The country continued its return to the international community in 2007, which began four years earlier with the end of UN sanctions. Libya won a UN Security Council seat in October and took its turn as Council president for January 2008. The end of diplomatic isolation has had many effects on its economy but has barely changed political conditions inside the country.
Non-government media were allowed to operate in 2007 for the first time since Col. Muammer Gaddafi came to power but they stayed under the control of his inner circle. The new dailies Oea and Cyrene and the satellite TV station Al-Libiya are owned by the firm Al-Ghad, controlled by Gaddafi’s son Seif al-Islam, but they brought a breath of fresh air into the Libyan media. Most of their journalists also work for official media outlets and Oea and Cyrene are printed on the government’s presses along with the information ministry’s newspapers. However, the new papers did criticise government ministers, including prime minister Baghdadi Mahmudi. Gaddafi, the “Guide,” remains untouchable and criticising him and the revolution he launched 30 years ago is not allowed.
Two forgotten journalists
The family of journalist Daif Ghazal, shot dead in 2005, said in July 2007 that a Tripoli court had sentenced three unnamed men to death in the case. The authorities gave no details of the trial or the killers’ motives. Ghazal, 32, vanished on 21 May 2005 and his mutilated body was found 10 days later in a suburb of Benghazi.

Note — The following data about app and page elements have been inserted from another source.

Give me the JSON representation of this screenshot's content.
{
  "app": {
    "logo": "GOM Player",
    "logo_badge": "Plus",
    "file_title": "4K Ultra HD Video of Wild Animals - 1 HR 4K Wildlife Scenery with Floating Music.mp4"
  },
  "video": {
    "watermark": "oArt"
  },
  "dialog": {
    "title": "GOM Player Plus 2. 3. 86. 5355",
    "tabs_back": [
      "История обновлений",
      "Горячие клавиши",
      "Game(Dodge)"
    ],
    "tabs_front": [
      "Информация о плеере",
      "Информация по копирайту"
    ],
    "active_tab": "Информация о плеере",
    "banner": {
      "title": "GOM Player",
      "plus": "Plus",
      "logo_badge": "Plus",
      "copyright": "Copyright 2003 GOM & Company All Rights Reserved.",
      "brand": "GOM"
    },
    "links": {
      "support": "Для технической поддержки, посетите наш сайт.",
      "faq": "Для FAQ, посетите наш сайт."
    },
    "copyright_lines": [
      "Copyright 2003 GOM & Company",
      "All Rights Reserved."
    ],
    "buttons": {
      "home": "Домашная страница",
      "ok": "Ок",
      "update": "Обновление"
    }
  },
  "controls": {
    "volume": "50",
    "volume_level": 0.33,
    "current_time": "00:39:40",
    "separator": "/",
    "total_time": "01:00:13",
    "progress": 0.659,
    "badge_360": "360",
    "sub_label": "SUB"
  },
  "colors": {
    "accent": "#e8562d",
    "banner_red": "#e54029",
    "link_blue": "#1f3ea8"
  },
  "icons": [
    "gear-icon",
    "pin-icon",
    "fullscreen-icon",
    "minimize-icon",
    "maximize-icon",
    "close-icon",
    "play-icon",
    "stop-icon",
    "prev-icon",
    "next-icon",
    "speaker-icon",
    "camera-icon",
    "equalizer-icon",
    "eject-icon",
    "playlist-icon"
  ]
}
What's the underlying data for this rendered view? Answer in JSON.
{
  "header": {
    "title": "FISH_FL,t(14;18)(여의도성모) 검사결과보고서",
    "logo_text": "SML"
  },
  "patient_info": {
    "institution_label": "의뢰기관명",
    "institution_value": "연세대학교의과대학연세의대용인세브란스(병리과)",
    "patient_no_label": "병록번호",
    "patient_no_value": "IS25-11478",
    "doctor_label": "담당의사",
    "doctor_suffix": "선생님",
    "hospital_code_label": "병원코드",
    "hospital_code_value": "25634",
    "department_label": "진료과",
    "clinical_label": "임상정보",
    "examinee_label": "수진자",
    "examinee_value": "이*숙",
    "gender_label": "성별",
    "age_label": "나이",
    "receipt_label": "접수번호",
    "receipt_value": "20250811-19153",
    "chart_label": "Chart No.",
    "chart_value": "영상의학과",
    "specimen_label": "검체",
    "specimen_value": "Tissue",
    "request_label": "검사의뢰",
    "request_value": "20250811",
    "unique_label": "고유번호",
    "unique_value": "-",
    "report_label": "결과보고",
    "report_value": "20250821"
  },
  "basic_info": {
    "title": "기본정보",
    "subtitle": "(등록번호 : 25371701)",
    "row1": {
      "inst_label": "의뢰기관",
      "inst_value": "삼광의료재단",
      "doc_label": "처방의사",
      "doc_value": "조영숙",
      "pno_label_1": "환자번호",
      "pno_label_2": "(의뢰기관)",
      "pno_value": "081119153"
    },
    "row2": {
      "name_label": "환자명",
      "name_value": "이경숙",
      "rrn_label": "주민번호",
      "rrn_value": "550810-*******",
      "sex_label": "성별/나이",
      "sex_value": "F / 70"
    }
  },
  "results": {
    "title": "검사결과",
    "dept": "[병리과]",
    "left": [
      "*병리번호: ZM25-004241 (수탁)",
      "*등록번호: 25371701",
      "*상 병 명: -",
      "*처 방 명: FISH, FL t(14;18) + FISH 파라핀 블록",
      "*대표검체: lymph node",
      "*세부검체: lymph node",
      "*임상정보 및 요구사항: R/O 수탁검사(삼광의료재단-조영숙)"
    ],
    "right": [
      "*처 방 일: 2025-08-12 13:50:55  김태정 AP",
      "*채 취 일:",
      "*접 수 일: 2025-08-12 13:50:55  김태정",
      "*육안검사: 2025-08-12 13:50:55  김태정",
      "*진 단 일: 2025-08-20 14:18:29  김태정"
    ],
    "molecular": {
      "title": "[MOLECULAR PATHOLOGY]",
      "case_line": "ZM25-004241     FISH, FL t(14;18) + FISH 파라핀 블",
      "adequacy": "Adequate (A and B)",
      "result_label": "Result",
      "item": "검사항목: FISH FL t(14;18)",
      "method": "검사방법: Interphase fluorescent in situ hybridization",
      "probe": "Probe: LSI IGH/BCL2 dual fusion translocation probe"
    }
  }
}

He had written articles on a London-based website strongly criticising the Revolutionary Committees Movement, which are the backbone of the regime and which he once belonged to.
The Gaddafi Foundation for Development, after a 2006 visit by a Reporters Without Borders fact-finding mission, promised to investigate the case of journalist Abdullah Ali al-Sanussi al-Darrat, who has not been seen since he was imprisoned without charge or trial in 1973. Reporters Without Borders still has no word of him.